» **TRY IT**: What you print should match the entries exactly, only without the pictures.

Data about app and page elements
- - -

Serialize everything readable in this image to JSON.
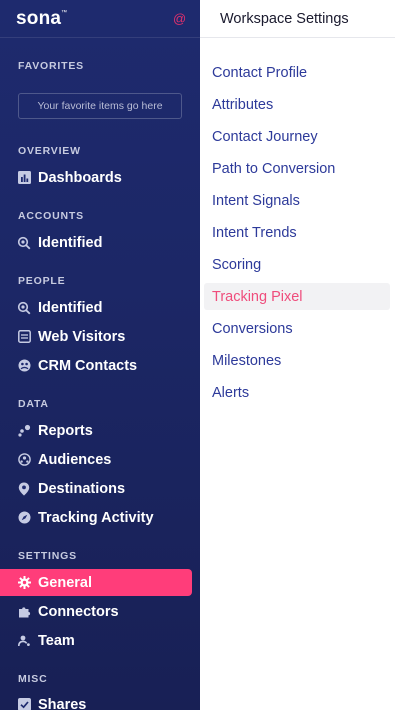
{
  "brand": {
    "name": "sona",
    "trademark": "™",
    "icon": "at-icon"
  },
  "sidebar": {
    "favorites": {
      "title": "FAVORITES",
      "placeholder": "Your favorite items go here"
    },
    "overview": {
      "title": "OVERVIEW",
      "items": [
        {
          "label": "Dashboards",
          "icon": "bar-chart-icon"
        }
      ]
    },
    "accounts": {
      "title": "ACCOUNTS",
      "items": [
        {
          "label": "Identified",
          "icon": "search-icon"
        }
      ]
    },
    "people": {
      "title": "PEOPLE",
      "items": [
        {
          "label": "Identified",
          "icon": "search-icon"
        },
        {
          "label": "Web Visitors",
          "icon": "browser-icon"
        },
        {
          "label": "CRM Contacts",
          "icon": "contacts-icon"
        }
      ]
    },
    "data": {
      "title": "DATA",
      "items": [
        {
          "label": "Reports",
          "icon": "scatter-icon"
        },
        {
          "label": "Audiences",
          "icon": "audience-icon"
        },
        {
          "label": "Destinations",
          "icon": "map-pin-icon"
        },
        {
          "label": "Tracking Activity",
          "icon": "compass-icon"
        }
      ]
    },
    "settings": {
      "title": "SETTINGS",
      "items": [
        {
          "label": "General",
          "icon": "gear-icon",
          "active": true
        },
        {
          "label": "Connectors",
          "icon": "puzzle-icon"
        },
        {
          "label": "Team",
          "icon": "team-icon"
        }
      ]
    },
    "misc": {
      "title": "MISC",
      "items": [
        {
          "label": "Shares",
          "icon": "check-square-icon"
        }
      ]
    }
  },
  "panel": {
    "title": "Workspace Settings",
    "links": [
      {
        "label": "Contact Profile"
      },
      {
        "label": "Attributes"
      },
      {
        "label": "Contact Journey"
      },
      {
        "label": "Path to Conversion"
      },
      {
        "label": "Intent Signals"
      },
      {
        "label": "Intent Trends"
      },
      {
        "label": "Scoring"
      },
      {
        "label": "Tracking Pixel",
        "active": true
      },
      {
        "label": "Conversions"
      },
      {
        "label": "Milestones"
      },
      {
        "label": "Alerts"
      }
    ]
  },
  "colors": {
    "sidebar_bg": "#1e2a6e",
    "accent_active": "#ff3d7a",
    "link": "#2d3a9a",
    "link_active": "#ef4d7c",
    "logo_icon": "#e0306c"
  }
}
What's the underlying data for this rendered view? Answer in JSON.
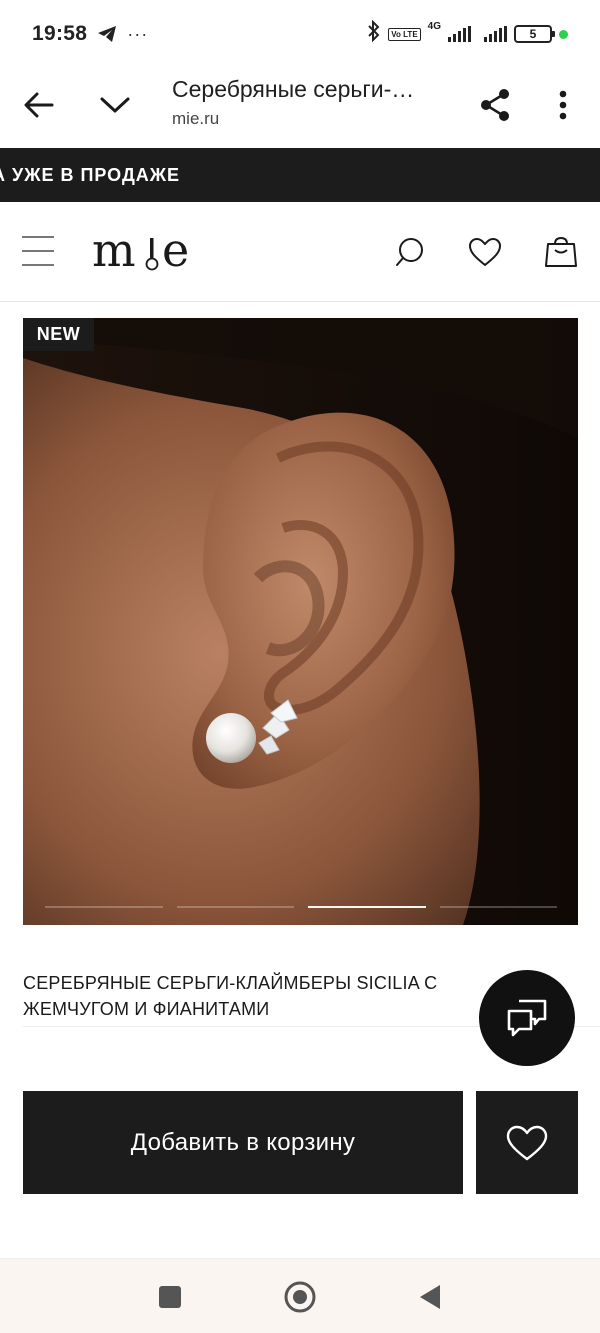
{
  "status_bar": {
    "time": "19:58",
    "dots": "···",
    "network": "4G",
    "volte": "Vo LTE",
    "battery": "5"
  },
  "browser": {
    "title": "Серебряные серьги-…",
    "url": "mie.ru"
  },
  "promo": {
    "text": "А УЖЕ В ПРОДАЖЕ"
  },
  "site": {
    "logo": "mie",
    "menu_icon": "hamburger-icon",
    "search_icon": "search-icon",
    "favorites_icon": "heart-icon",
    "cart_icon": "bag-icon"
  },
  "product": {
    "badge": "NEW",
    "title": "СЕРЕБРЯНЫЕ СЕРЬГИ-КЛАЙМБЕРЫ SICILIA С ЖЕМЧУГОМ И ФИАНИТАМИ",
    "gallery": {
      "slides": 4,
      "active_slide": 3
    }
  },
  "actions": {
    "add_to_cart": "Добавить в корзину"
  },
  "colors": {
    "dark": "#1c1c1c",
    "navbar_bg": "#fbf5f1",
    "battery_dot": "#2bd14a"
  }
}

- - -

» **RESPONSE AREA**:
Serialize everything readable in this image to JSON.
{
  "brand": {
    "name": "sona",
    "trademark": "™",
    "icon": "at-icon"
  },
  "sidebar": {
    "favorites": {
      "title": "FAVORITES",
      "placeholder": "Your favorite items go here"
    },
    "overview": {
      "title": "OVERVIEW",
      "items": [
        {
          "label": "Dashboards",
          "icon": "bar-chart-icon"
        }
      ]
    },
    "accounts": {
      "title": "ACCOUNTS",
      "items": [
        {
          "label": "Identified",
          "icon": "search-icon"
        }
      ]
    },
    "people": {
      "title": "PEOPLE",
      "items": [
        {
          "label": "Identified",
          "icon": "search-icon"
        },
        {
          "label": "Web Visitors",
          "icon": "browser-icon"
        },
        {
          "label": "CRM Contacts",
          "icon": "contacts-icon"
        }
      ]
    },
    "data": {
      "title": "DATA",
      "items": [
        {
          "label": "Reports",
          "icon": "scatter-icon"
        },
        {
          "label": "Audiences",
          "icon": "audience-icon"
        },
        {
          "label": "Destinations",
          "icon": "map-pin-icon"
        },
        {
          "label": "Tracking Activity",
          "icon": "compass-icon"
        }
      ]
    },
    "settings": {
      "title": "SETTINGS",
      "items": [
        {
          "label": "General",
          "icon": "gear-icon",
          "active": true
        },
        {
          "label": "Connectors",
          "icon": "puzzle-icon"
        },
        {
          "label": "Team",
          "icon": "team-icon"
        }
      ]
    },
    "misc": {
      "title": "MISC",
      "items": [
        {
          "label": "Shares",
          "icon": "check-square-icon"
        }
      ]
    }
  },
  "panel": {
    "title": "Workspace Settings",
    "links": [
      {
        "label": "Contact Profile"
      },
      {
        "label": "Attributes"
      },
      {
        "label": "Contact Journey"
      },
      {
        "label": "Path to Conversion"
      },
      {
        "label": "Intent Signals"
      },
      {
        "label": "Intent Trends"
      },
      {
        "label": "Scoring"
      },
      {
        "label": "Tracking Pixel",
        "active": true
      },
      {
        "label": "Conversions"
      },
      {
        "label": "Milestones"
      },
      {
        "label": "Alerts"
      }
    ]
  },
  "colors": {
    "sidebar_bg": "#1e2a6e",
    "accent_active": "#ff3d7a",
    "link": "#2d3a9a",
    "link_active": "#ef4d7c",
    "logo_icon": "#e0306c"
  }
}
What's the underlying data for this rendered view? Answer in JSON.
{
  "status_bar": {
    "time": "19:58",
    "dots": "···",
    "network": "4G",
    "volte": "Vo LTE",
    "battery": "5"
  },
  "browser": {
    "title": "Серебряные серьги-…",
    "url": "mie.ru"
  },
  "promo": {
    "text": "А УЖЕ В ПРОДАЖЕ"
  },
  "site": {
    "logo": "mie",
    "menu_icon": "hamburger-icon",
    "search_icon": "search-icon",
    "favorites_icon": "heart-icon",
    "cart_icon": "bag-icon"
  },
  "product": {
    "badge": "NEW",
    "title": "СЕРЕБРЯНЫЕ СЕРЬГИ-КЛАЙМБЕРЫ SICILIA С ЖЕМЧУГОМ И ФИАНИТАМИ",
    "gallery": {
      "slides": 4,
      "active_slide": 3
    }
  },
  "actions": {
    "add_to_cart": "Добавить в корзину"
  },
  "colors": {
    "dark": "#1c1c1c",
    "navbar_bg": "#fbf5f1",
    "battery_dot": "#2bd14a"
  }
}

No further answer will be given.